Young Northern Irishman Cameron Hilditch returns to the show to swat away resurgent fantasies about 20th-century Portugese dictator Antonio Salazar.

Member Post

 

The news has been pretty grim regarding the new virus making the rounds of most of the world this year, wreaking havoc on China, where it originated, and spreading quickly to other countries, including the United States.  It is fortunate that so far the US has very few cases, but that could change rapidly. Now, […]

Join Ricochet!

This is a members-only post on Ricochet's Member Feed. Want to read it? Join Ricochet’s community of conservatives and be part of the conversation. Join Ricochet for Free.

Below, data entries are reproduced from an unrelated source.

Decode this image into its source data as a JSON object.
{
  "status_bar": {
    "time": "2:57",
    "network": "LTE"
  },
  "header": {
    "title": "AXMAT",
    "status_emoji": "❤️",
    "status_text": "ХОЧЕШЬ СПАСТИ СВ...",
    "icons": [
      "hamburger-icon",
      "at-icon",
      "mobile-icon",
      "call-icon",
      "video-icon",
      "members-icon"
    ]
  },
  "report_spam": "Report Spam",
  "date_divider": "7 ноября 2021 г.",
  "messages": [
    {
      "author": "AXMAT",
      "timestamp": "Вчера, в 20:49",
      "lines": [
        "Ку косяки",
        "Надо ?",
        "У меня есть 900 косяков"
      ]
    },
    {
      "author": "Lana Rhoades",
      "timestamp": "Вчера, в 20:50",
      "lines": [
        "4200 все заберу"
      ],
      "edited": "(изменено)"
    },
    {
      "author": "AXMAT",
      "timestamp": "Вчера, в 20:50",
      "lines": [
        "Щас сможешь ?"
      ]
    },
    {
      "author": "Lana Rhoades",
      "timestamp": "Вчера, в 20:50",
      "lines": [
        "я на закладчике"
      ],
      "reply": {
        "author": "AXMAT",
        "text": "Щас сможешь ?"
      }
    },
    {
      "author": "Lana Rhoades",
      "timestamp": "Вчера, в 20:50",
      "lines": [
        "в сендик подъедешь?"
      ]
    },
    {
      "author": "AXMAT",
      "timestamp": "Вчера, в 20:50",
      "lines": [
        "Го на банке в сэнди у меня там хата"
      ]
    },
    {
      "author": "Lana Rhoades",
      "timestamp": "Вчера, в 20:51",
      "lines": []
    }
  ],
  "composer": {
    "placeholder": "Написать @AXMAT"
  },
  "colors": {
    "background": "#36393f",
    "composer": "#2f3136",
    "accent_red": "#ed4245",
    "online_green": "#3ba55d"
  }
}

Member Post

 

In 2016 when other presidential candidates seemed to be just getting their footing in social media no one has taken over Twitter like Republican presidential front runner Donald J. Trump.  It’s hard to see how Trump’s aggressive, compulsive, distracting, and at times attacking tweeting nature hasn’t changed the way political campaigns will be run forever. […]

Join Ricochet!

This is a members-only post on Ricochet's Member Feed. Want to read it? Join Ricochet’s community of conservatives and be part of the conversation. Join Ricochet for Free.

Tyranny Unveiled

 

FEAST_OF_GOAT_2-165x246I used to read a lot of novels. Now, alas, I don’t. Perhaps I am working too hard. Perhaps I waste a lot of time on the Internet. I really do not know. What I can say is that I really miss losing myself in a good story.

Just how much I miss it was brought home to me over the last few days. I have been working on an essay on Machiavelli’s Prince. This is a work that is now 500 years old. I gave a talk on the subject at Harvard just over a year ago, and I gave another version of the talk at a conference held at Columbia in December. In the course of trying to turn the talk into something publishable, I found myself pondering the difference between ancient and modern tyranny — between the likes of Polycrates of Samos and Joseph Stalin. It seemed to me that Machiavelli might have something to do with the reorientation of tyranny — with its acquisition of an ambition to transform human character and social relations that was absent from the aspirations of Cypselus and Periander of Corinth; Peisistratus, Hippias, and Hipparchus of Athens; and Hiero of Syracuse.

I do not mean to say that the ancient prototype is dead and gone. It is alive and well in many a corner of Africa; and, back in the third quarter of the last millennium, when I was young and the world was fresh, it was alive and well in many a corner of Latin America. Juan Peron, Perez Jimenez, Anastasio Somoza, Fulgencio Batista — those were the days!